With a history of cancers in her family, a Seymour nurse decided she wasn’t going to wait until the recommended age of 40 to have her first mammogram.
Beth Smith had a baseline mammogram performed when she turned 35 in 2006. There was nothing unusual about the results, so doctors told her she could start regular breast screenings in five years.
In January 2011, after going back for her first regular mammogram, Smith would learn she had breast cancer. She was 40 years old.
“On that mammogram, they found something they said were microcalcifications, so they wanted me to come back so they could do a biopsy,” Smith said.
Microcalcifications are tiny specks of calcium in the breast that may or may not indicate the presence of cancer. They have no visual symptoms, such as a lump, and are sometimes seen in the very early development stages of breast cancer.
“It’s an abnormality,” Smith said. “They found something that was abnormal.”
She had a needle biopsy done, but at that point, there was no confirmation of cancer, so she tried not to let it stress her out.
“Anytime someone tells you something is abnormal, you’re going to worry,” she said. “I Googled what that could mean. As a nurse, there are always questions.”
Smith worked on the fourth floor of Schneck Medical Center at the time.
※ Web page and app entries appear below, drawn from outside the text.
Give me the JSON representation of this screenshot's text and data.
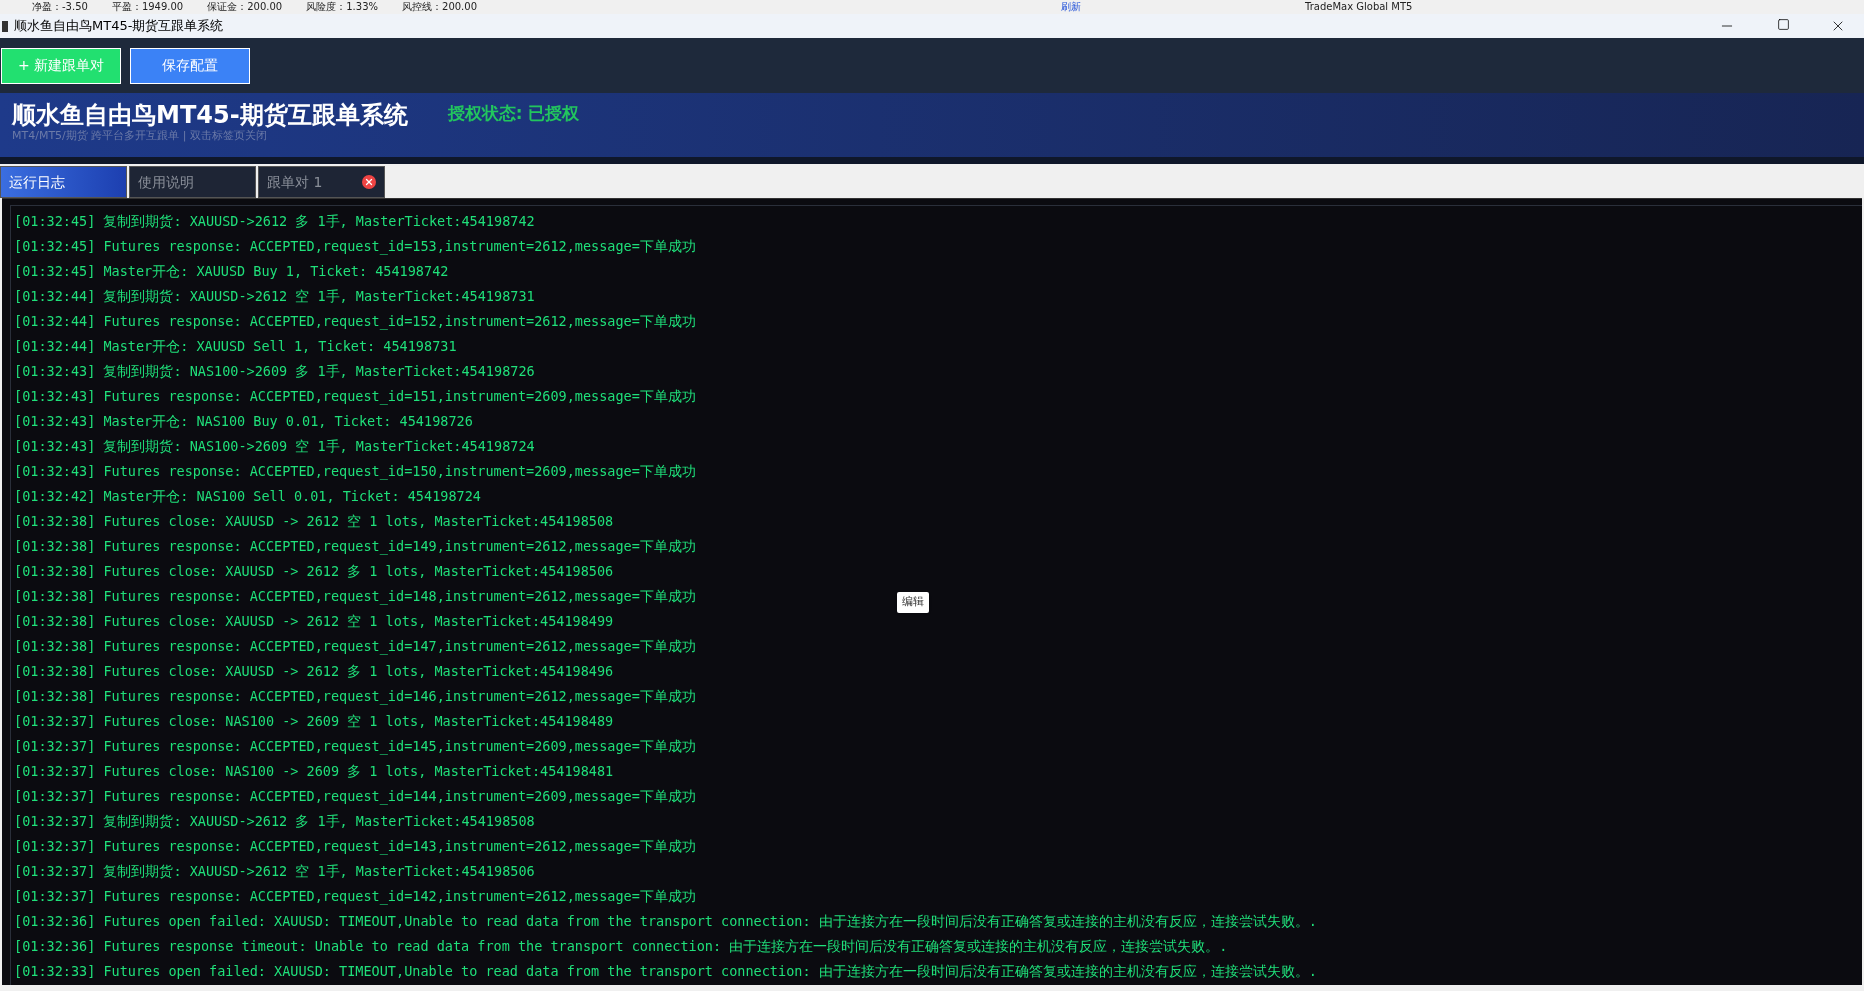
{
  "background_window": {
    "stats": [
      "净盈：-3.50",
      "平盈：1949.00",
      "保证金：200.00",
      "风险度：1.33%",
      "风控线：200.00"
    ],
    "refresh": "刷新",
    "terminal": "TradeMax Global MT5"
  },
  "window": {
    "title": "顺水鱼自由鸟MT45-期货互跟单系统"
  },
  "toolbar": {
    "buttons": [
      {
        "label": "+ 新建跟单对",
        "kind": "add"
      },
      {
        "label": "保存配置",
        "kind": "save"
      }
    ]
  },
  "banner": {
    "title": "顺水鱼自由鸟MT45-期货互跟单系统",
    "subtitle": "MT4/MT5/期货 跨平台多开互跟单 | 双击标签页关闭",
    "license_status": "授权状态: 已授权"
  },
  "tabs": [
    {
      "label": "运行日志",
      "selected": true,
      "closable": false
    },
    {
      "label": "使用说明",
      "selected": false,
      "closable": false
    },
    {
      "label": "跟单对 1",
      "selected": false,
      "closable": true
    }
  ],
  "log": [
    "[01:32:45] 复制到期货: XAUUSD->2612 多 1手, MasterTicket:454198742",
    "[01:32:45] Futures response: ACCEPTED,request_id=153,instrument=2612,message=下单成功",
    "[01:32:45] Master开仓: XAUUSD Buy 1, Ticket: 454198742",
    "[01:32:44] 复制到期货: XAUUSD->2612 空 1手, MasterTicket:454198731",
    "[01:32:44] Futures response: ACCEPTED,request_id=152,instrument=2612,message=下单成功",
    "[01:32:44] Master开仓: XAUUSD Sell 1, Ticket: 454198731",
    "[01:32:43] 复制到期货: NAS100->2609 多 1手, MasterTicket:454198726",
    "[01:32:43] Futures response: ACCEPTED,request_id=151,instrument=2609,message=下单成功",
    "[01:32:43] Master开仓: NAS100 Buy 0.01, Ticket: 454198726",
    "[01:32:43] 复制到期货: NAS100->2609 空 1手, MasterTicket:454198724",
    "[01:32:43] Futures response: ACCEPTED,request_id=150,instrument=2609,message=下单成功",
    "[01:32:42] Master开仓: NAS100 Sell 0.01, Ticket: 454198724",
    "[01:32:38] Futures close: XAUUSD -> 2612 空 1 lots, MasterTicket:454198508",
    "[01:32:38] Futures response: ACCEPTED,request_id=149,instrument=2612,message=下单成功",
    "[01:32:38] Futures close: XAUUSD -> 2612 多 1 lots, MasterTicket:454198506",
    "[01:32:38] Futures response: ACCEPTED,request_id=148,instrument=2612,message=下单成功",
    "[01:32:38] Futures close: XAUUSD -> 2612 空 1 lots, MasterTicket:454198499",
    "[01:32:38] Futures response: ACCEPTED,request_id=147,instrument=2612,message=下单成功",
    "[01:32:38] Futures close: XAUUSD -> 2612 多 1 lots, MasterTicket:454198496",
    "[01:32:38] Futures response: ACCEPTED,request_id=146,instrument=2612,message=下单成功",
    "[01:32:37] Futures close: NAS100 -> 2609 空 1 lots, MasterTicket:454198489",
    "[01:32:37] Futures response: ACCEPTED,request_id=145,instrument=2609,message=下单成功",
    "[01:32:37] Futures close: NAS100 -> 2609 多 1 lots, MasterTicket:454198481",
    "[01:32:37] Futures response: ACCEPTED,request_id=144,instrument=2609,message=下单成功",
    "[01:32:37] 复制到期货: XAUUSD->2612 多 1手, MasterTicket:454198508",
    "[01:32:37] Futures response: ACCEPTED,request_id=143,instrument=2612,message=下单成功",
    "[01:32:37] 复制到期货: XAUUSD->2612 空 1手, MasterTicket:454198506",
    "[01:32:37] Futures response: ACCEPTED,request_id=142,instrument=2612,message=下单成功",
    "[01:32:36] Futures open failed: XAUUSD: TIMEOUT,Unable to read data from the transport connection: 由于连接方在一段时间后没有正确答复或连接的主机没有反应，连接尝试失败。.",
    "[01:32:36] Futures response timeout: Unable to read data from the transport connection: 由于连接方在一段时间后没有正确答复或连接的主机没有反应，连接尝试失败。.",
    "[01:32:33] Futures open failed: XAUUSD: TIMEOUT,Unable to read data from the transport connection: 由于连接方在一段时间后没有正确答复或连接的主机没有反应，连接尝试失败。."
  ],
  "tooltip": "编辑"
}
Shortly after the biopsy, she saw her family doctor at the nurses station on her floor.
It wasn’t unusual for family doctors to be on the floor checking on patients, she said.
“I was in a room right across from the nurses station, so I saw her standing there, and she was looking through some papers,” Smith said. “I knew she didn’t have any patients on the floor that day. I immediately thought, ‘What is she doing here? Is she here to see me?'”
Smith said prior to seeing her doctor at the nurses station, she had heard the hospital page the pathologist.
“I knew she had spoken with the pathologist. The wheels immediately started to turn,” Smith said.
Read the full story in Friday’s Tribune and online at tribtown.com.